**Problem to work on:** Where a line in the records below includes "screenshot", pull that line out.
---------- Data listing
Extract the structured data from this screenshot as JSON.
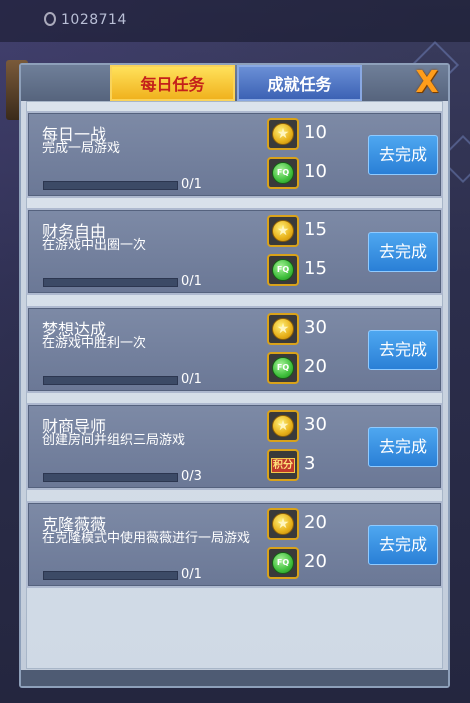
{
  "background": {
    "currency_amount": "1028714"
  },
  "tabs": {
    "daily": "每日任务",
    "achievement": "成就任务"
  },
  "close_label": "X",
  "go_label": "去完成",
  "tasks": [
    {
      "title": "每日一战",
      "description": "完成一局游戏",
      "progress": "0/1",
      "progress_fraction": 0,
      "rewards": [
        {
          "icon": "gold-coin-icon",
          "value": "10"
        },
        {
          "icon": "fq-coin-icon",
          "value": "10"
        }
      ]
    },
    {
      "title": "财务自由",
      "description": "在游戏中出圈一次",
      "progress": "0/1",
      "progress_fraction": 0,
      "rewards": [
        {
          "icon": "gold-coin-icon",
          "value": "15"
        },
        {
          "icon": "fq-coin-icon",
          "value": "15"
        }
      ]
    },
    {
      "title": "梦想达成",
      "description": "在游戏中胜利一次",
      "progress": "0/1",
      "progress_fraction": 0,
      "rewards": [
        {
          "icon": "gold-coin-icon",
          "value": "30"
        },
        {
          "icon": "fq-coin-icon",
          "value": "20"
        }
      ]
    },
    {
      "title": "财商导师",
      "description": "创建房间并组织三局游戏",
      "progress": "0/3",
      "progress_fraction": 0,
      "rewards": [
        {
          "icon": "gold-coin-icon",
          "value": "30"
        },
        {
          "icon": "points-icon",
          "label": "积分",
          "value": "3"
        }
      ]
    },
    {
      "title": "克隆薇薇",
      "description": "在克隆模式中使用薇薇进行一局游戏",
      "progress": "0/1",
      "progress_fraction": 0,
      "rewards": [
        {
          "icon": "gold-coin-icon",
          "value": "20"
        },
        {
          "icon": "fq-coin-icon",
          "value": "20"
        }
      ]
    }
  ]
}
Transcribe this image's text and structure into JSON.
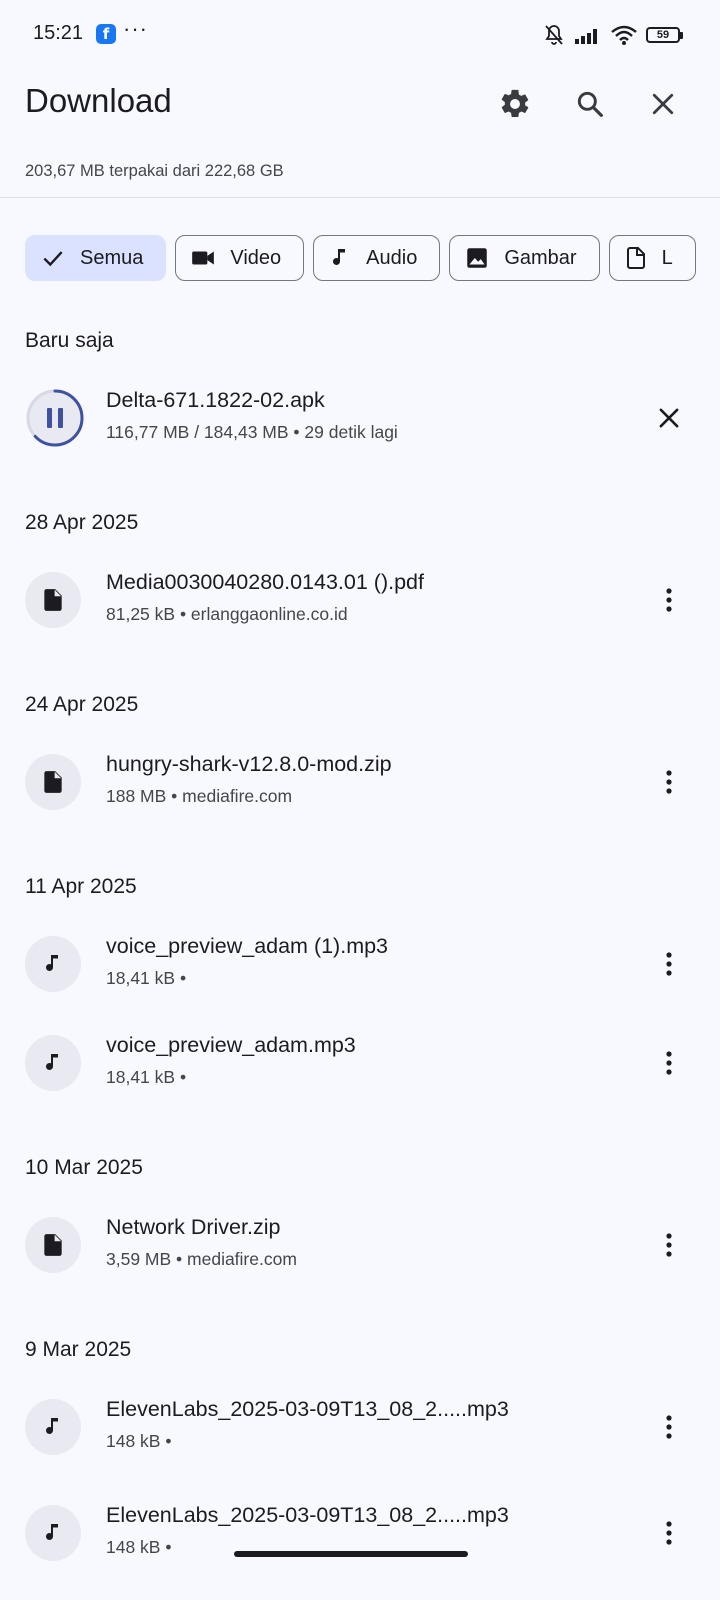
{
  "status_bar": {
    "time": "15:21",
    "notification_app": "f",
    "more_indicator": "···",
    "battery_level": "59"
  },
  "header": {
    "title": "Download",
    "storage": "203,67 MB terpakai dari 222,68 GB",
    "settings_icon": "gear-icon",
    "search_icon": "search-icon",
    "close_icon": "close-icon"
  },
  "filters": [
    {
      "label": "Semua",
      "icon": "check-icon",
      "selected": true
    },
    {
      "label": "Video",
      "icon": "video-icon",
      "selected": false
    },
    {
      "label": "Audio",
      "icon": "music-note-icon",
      "selected": false
    },
    {
      "label": "Gambar",
      "icon": "image-icon",
      "selected": false
    },
    {
      "label": "L",
      "icon": "document-icon",
      "selected": false
    }
  ],
  "sections": [
    {
      "header": "Baru saja",
      "items": [
        {
          "name": "Delta-671.1822-02.apk",
          "detail": "116,77 MB / 184,43 MB • 29 detik lagi",
          "type": "in-progress",
          "progress": 0.63,
          "action": "cancel"
        }
      ]
    },
    {
      "header": "28 Apr 2025",
      "items": [
        {
          "name": "Media0030040280.0143.01 ().pdf",
          "detail": "81,25 kB • erlanggaonline.co.id",
          "type": "document"
        }
      ]
    },
    {
      "header": "24 Apr 2025",
      "items": [
        {
          "name": "hungry-shark-v12.8.0-mod.zip",
          "detail": "188 MB • mediafire.com",
          "type": "document"
        }
      ]
    },
    {
      "header": "11 Apr 2025",
      "items": [
        {
          "name": "voice_preview_adam (1).mp3",
          "detail": "18,41 kB •",
          "type": "audio"
        },
        {
          "name": "voice_preview_adam.mp3",
          "detail": "18,41 kB •",
          "type": "audio"
        }
      ]
    },
    {
      "header": "10 Mar 2025",
      "items": [
        {
          "name": "Network Driver.zip",
          "detail": "3,59 MB • mediafire.com",
          "type": "document"
        }
      ]
    },
    {
      "header": "9 Mar 2025",
      "items": [
        {
          "name": "ElevenLabs_2025-03-09T13_08_2.....mp3",
          "detail": "148 kB •",
          "type": "audio"
        },
        {
          "name": "ElevenLabs_2025-03-09T13_08_2.....mp3",
          "detail": "148 kB •",
          "type": "audio"
        }
      ]
    }
  ]
}
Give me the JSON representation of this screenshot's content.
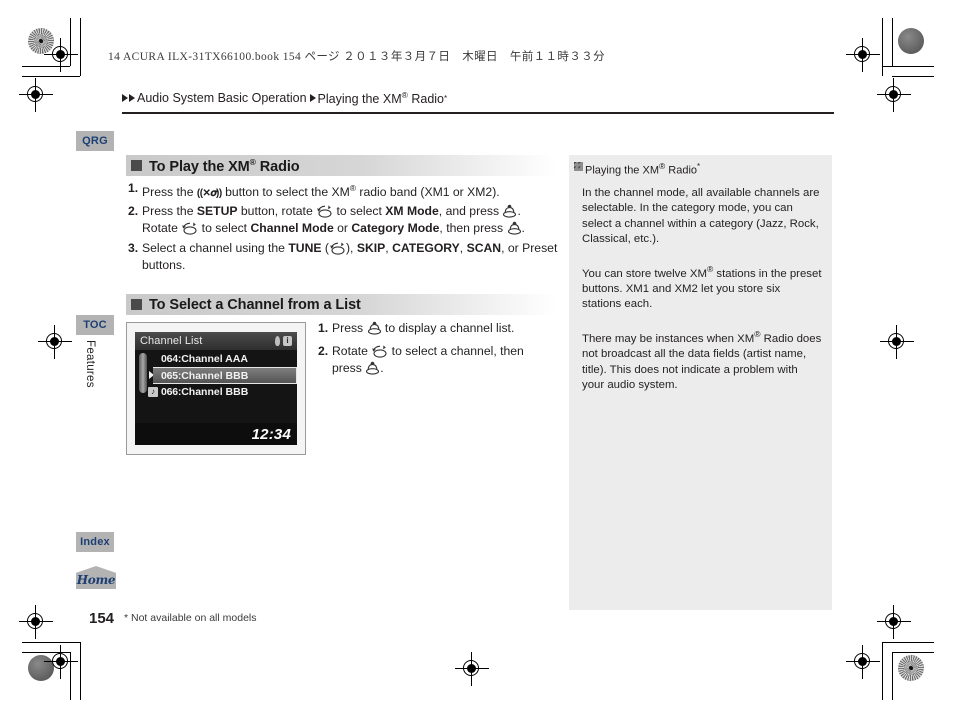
{
  "print_slug": "14 ACURA ILX-31TX66100.book   154 ページ   ２０１３年３月７日　木曜日　午前１１時３３分",
  "breadcrumb": {
    "section": "Audio System Basic Operation",
    "topic": "Playing the XM® Radio",
    "topic_asterisk": "*"
  },
  "sidebar": {
    "qrg": "QRG",
    "toc": "TOC",
    "index": "Index",
    "home": "Home",
    "vertical_label": "Features"
  },
  "sections": [
    {
      "id": "play",
      "title": "To Play the XM® Radio",
      "steps": [
        {
          "num": "1.",
          "parts": [
            {
              "t": "Press the ",
              "b": false
            },
            {
              "t": "XM-BUTTON-ICON",
              "b": false,
              "icon": "xm-band-button-icon"
            },
            {
              "t": " button to select the XM® radio band (XM1 or XM2).",
              "b": false
            }
          ]
        },
        {
          "num": "2.",
          "parts": [
            {
              "t": "Press the ",
              "b": false
            },
            {
              "t": "SETUP",
              "b": true
            },
            {
              "t": " button, rotate ",
              "b": false
            },
            {
              "t": "ROTATE-ICON",
              "icon": "rotate-knob-icon"
            },
            {
              "t": " to select ",
              "b": false
            },
            {
              "t": "XM Mode",
              "b": true
            },
            {
              "t": ", and press ",
              "b": false
            },
            {
              "t": "PRESS-ICON",
              "icon": "press-knob-icon"
            },
            {
              "t": ". Rotate ",
              "b": false
            },
            {
              "t": "ROTATE-ICON",
              "icon": "rotate-knob-icon"
            },
            {
              "t": " to select ",
              "b": false
            },
            {
              "t": "Channel Mode",
              "b": true
            },
            {
              "t": " or ",
              "b": false
            },
            {
              "t": "Category Mode",
              "b": true
            },
            {
              "t": ", then press ",
              "b": false
            },
            {
              "t": "PRESS-ICON",
              "icon": "press-knob-icon"
            },
            {
              "t": ".",
              "b": false
            }
          ]
        },
        {
          "num": "3.",
          "parts": [
            {
              "t": "Select a channel using the ",
              "b": false
            },
            {
              "t": "TUNE",
              "b": true
            },
            {
              "t": " (",
              "b": false
            },
            {
              "t": "ROTATE-ICON",
              "icon": "rotate-knob-icon"
            },
            {
              "t": "), ",
              "b": false
            },
            {
              "t": "SKIP",
              "b": true
            },
            {
              "t": ", ",
              "b": false
            },
            {
              "t": "CATEGORY",
              "b": true
            },
            {
              "t": ", ",
              "b": false
            },
            {
              "t": "SCAN",
              "b": true
            },
            {
              "t": ", or Preset buttons.",
              "b": false
            }
          ]
        }
      ]
    },
    {
      "id": "list",
      "title": "To Select a Channel from a List",
      "steps": [
        {
          "num": "1.",
          "parts": [
            {
              "t": "Press ",
              "b": false
            },
            {
              "t": "PRESS-ICON",
              "icon": "press-knob-icon"
            },
            {
              "t": " to display a channel list.",
              "b": false
            }
          ]
        },
        {
          "num": "2.",
          "parts": [
            {
              "t": "Rotate ",
              "b": false
            },
            {
              "t": "ROTATE-ICON",
              "icon": "rotate-knob-icon"
            },
            {
              "t": " to select a channel, then press ",
              "b": false
            },
            {
              "t": "PRESS-ICON",
              "icon": "press-knob-icon"
            },
            {
              "t": ".",
              "b": false
            }
          ]
        }
      ]
    }
  ],
  "audio_screen": {
    "title": "Channel List",
    "status_icons": [
      "signal-icon",
      "info-icon"
    ],
    "info_glyph": "i",
    "rows": [
      {
        "number": "064:",
        "name": "Channel AAA",
        "selected": false,
        "has_note_icon": false
      },
      {
        "number": "065:",
        "name": "Channel BBB",
        "selected": true,
        "has_note_icon": false
      },
      {
        "number": "066:",
        "name": "Channel BBB",
        "selected": false,
        "has_note_icon": true,
        "note_glyph": "♪"
      }
    ],
    "clock": "12:34"
  },
  "note_panel": {
    "heading": "Playing the XM® Radio",
    "heading_asterisk": "*",
    "paragraphs": [
      "In the channel mode, all available channels are selectable. In the category mode, you can select a channel within a category (Jazz, Rock, Classical, etc.).",
      "You can store twelve XM® stations in the preset buttons. XM1 and XM2 let you store six stations each.",
      "There may be instances when XM® Radio does not broadcast all the data fields (artist name, title). This does not indicate a problem with your audio system."
    ]
  },
  "footer": {
    "page_number": "154",
    "footnote": "* Not available on all models"
  },
  "colors": {
    "tab_bg": "#b3b3b3",
    "tab_text": "#1d3f73",
    "section_head_bg": "#d0d0d0",
    "note_panel_bg": "#ececec",
    "screen_bg": "#141414"
  }
}
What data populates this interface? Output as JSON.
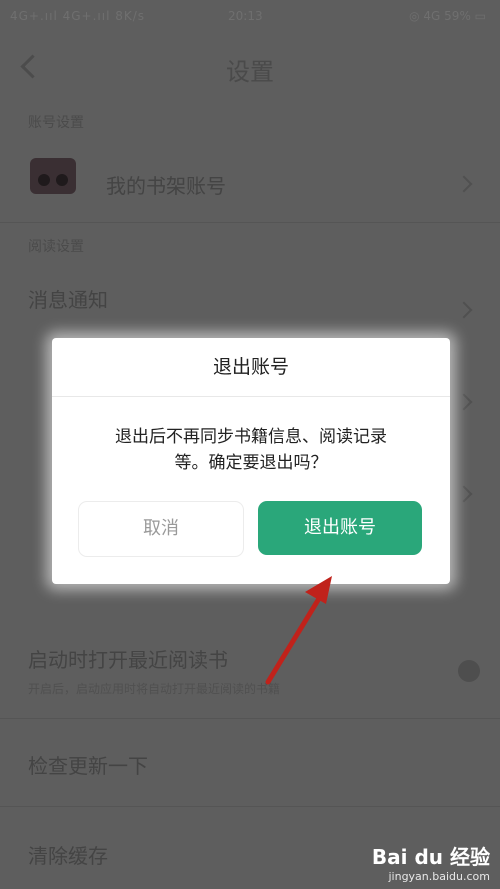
{
  "status_bar": {
    "left": "4G+.ııl 4G+.ııl 8K/s",
    "time": "20:13",
    "right": "◎ 4G 59% ▭"
  },
  "header": {
    "title": "设置"
  },
  "sections": [
    {
      "label": "账号设置"
    },
    {
      "label": "阅读设置"
    }
  ],
  "rows": [
    {
      "text": "我的书架账号"
    },
    {
      "text": "消息通知"
    },
    {
      "text": "启动时打开最近阅读书",
      "sub": "开启后，启动应用时将自动打开最近阅读的书籍"
    },
    {
      "text": "检查更新一下"
    },
    {
      "text": "清除缓存"
    }
  ],
  "dialog": {
    "title": "退出账号",
    "message_line1": "退出后不再同步书籍信息、阅读记录",
    "message_line2": "等。确定要退出吗？",
    "cancel_label": "取消",
    "confirm_label": "退出账号"
  },
  "colors": {
    "primary": "#2aa77a",
    "annotation": "#c0221b"
  },
  "watermark": {
    "brand": "Bai du 经验",
    "url": "jingyan.baidu.com"
  }
}
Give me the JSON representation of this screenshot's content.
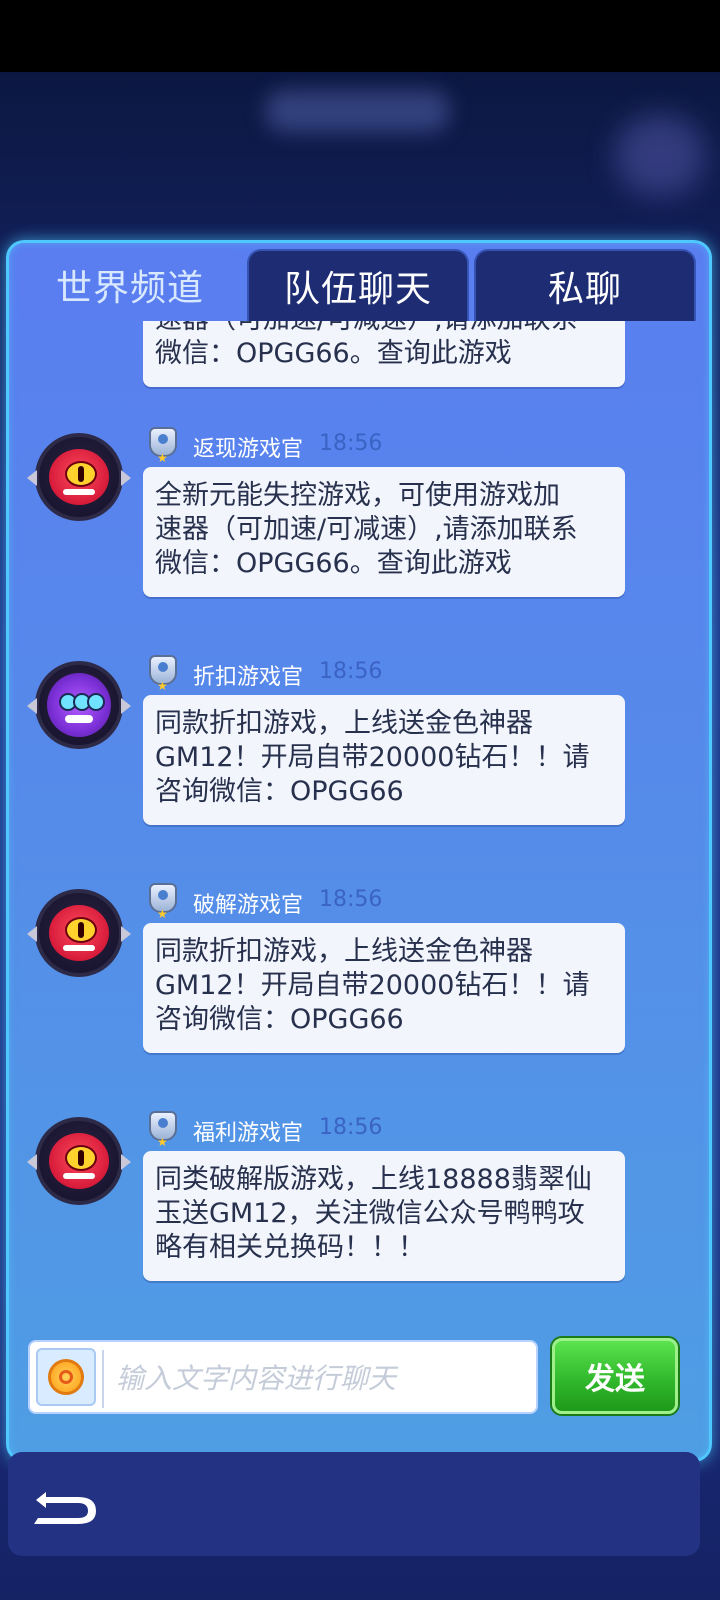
{
  "tabs": [
    {
      "label": "世界频道",
      "active": true
    },
    {
      "label": "队伍聊天",
      "active": false
    },
    {
      "label": "私聊",
      "active": false
    }
  ],
  "messages": [
    {
      "partial": true,
      "lines": [
        "速器（可加速/可减速）,请添加联系",
        "微信：OPGG66。查询此游戏"
      ]
    },
    {
      "sender": "返现游戏官",
      "time": "18:56",
      "avatar": "red-cyclops-monster",
      "lines": [
        "全新元能失控游戏，可使用游戏加",
        "速器（可加速/可减速）,请添加联系",
        "微信：OPGG66。查询此游戏"
      ]
    },
    {
      "sender": "折扣游戏官",
      "time": "18:56",
      "avatar": "purple-tentacle-monster",
      "lines": [
        "同款折扣游戏，上线送金色神器",
        "GM12！开局自带20000钻石！！请",
        "咨询微信：OPGG66"
      ]
    },
    {
      "sender": "破解游戏官",
      "time": "18:56",
      "avatar": "red-cyclops-monster",
      "lines": [
        "同款折扣游戏，上线送金色神器",
        "GM12！开局自带20000钻石！！请",
        "咨询微信：OPGG66"
      ]
    },
    {
      "sender": "福利游戏官",
      "time": "18:56",
      "avatar": "red-cyclops-monster",
      "lines": [
        "同类破解版游戏，上线18888翡翠仙",
        "玉送GM12，关注微信公众号鸭鸭攻",
        "略有相关兑换码！！！"
      ]
    }
  ],
  "input": {
    "placeholder": "输入文字内容进行聊天",
    "value": ""
  },
  "send_label": "发送",
  "icons": {
    "emoji": "emoji-icon",
    "back": "back-arrow-icon",
    "rank": "rank-badge-icon"
  },
  "colors": {
    "accent": "#4fc8ff",
    "send_green": "#2fb52a",
    "time_blue": "#3a63c4"
  }
}
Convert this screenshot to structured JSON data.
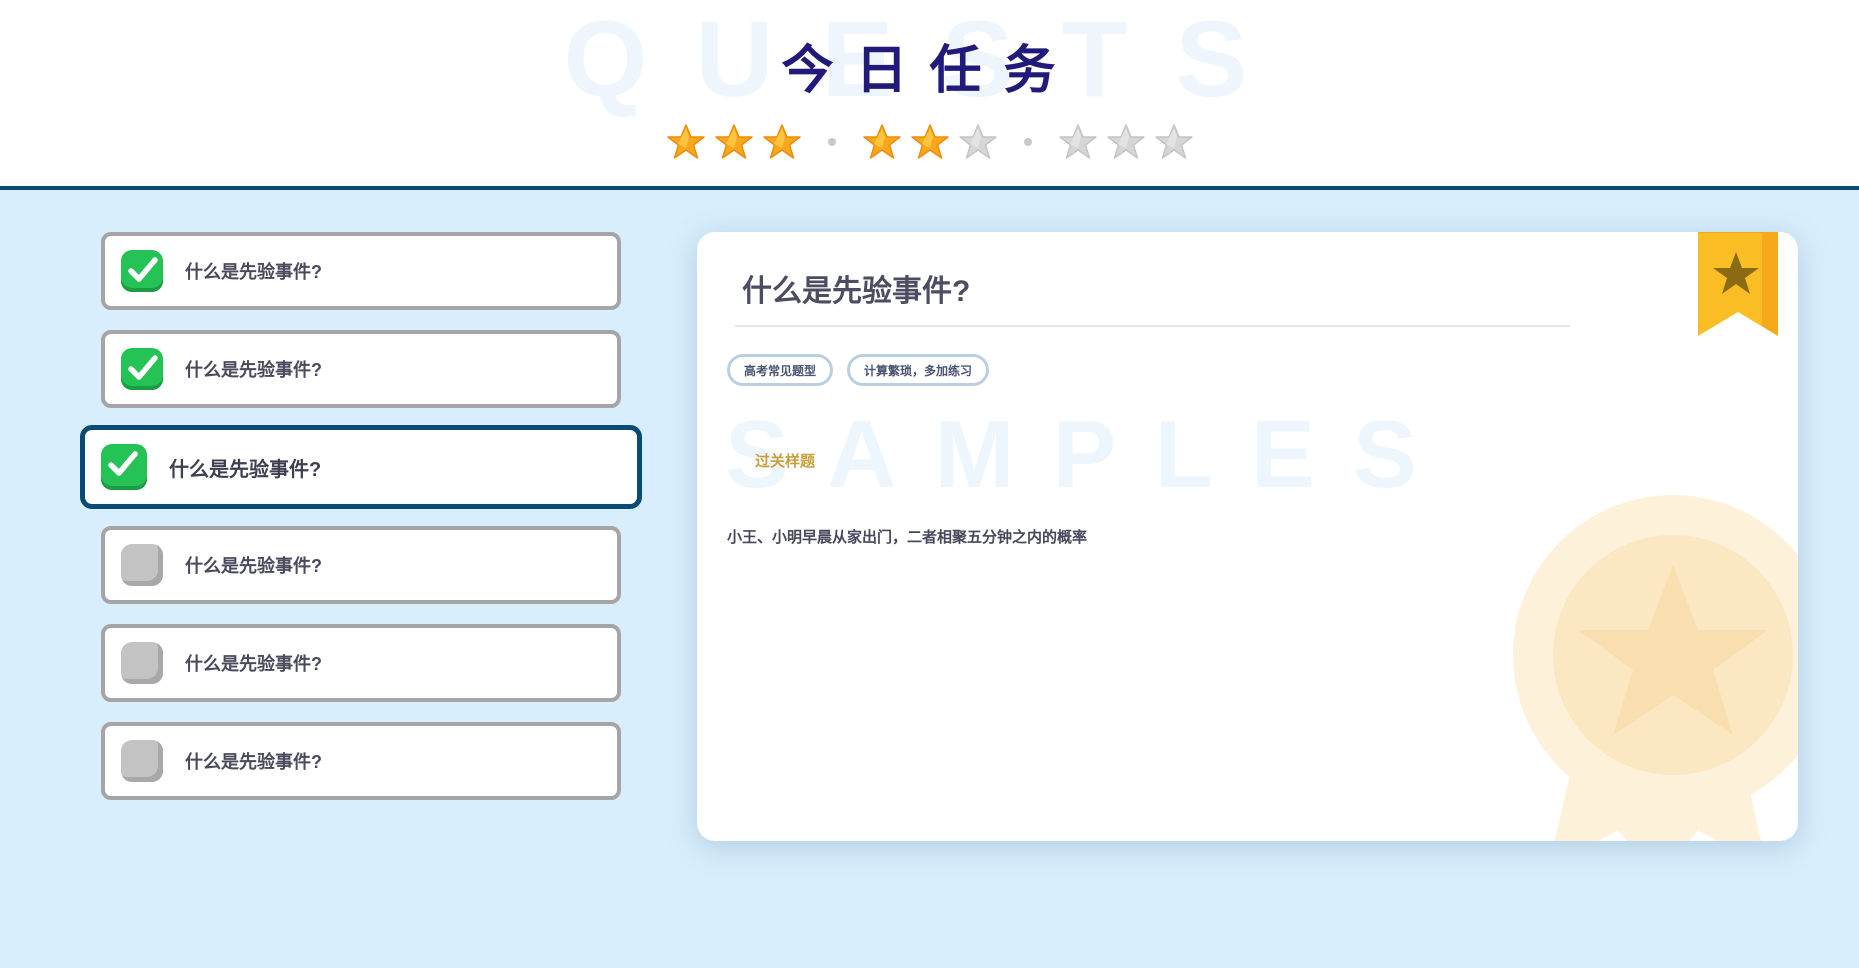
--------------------
**Your solution:**
Extract the structured data from this screenshot as JSON.
Give me the JSON representation of this screenshot's content.
Give me the JSON representation of this screenshot's content.
Convert this screenshot to structured JSON data.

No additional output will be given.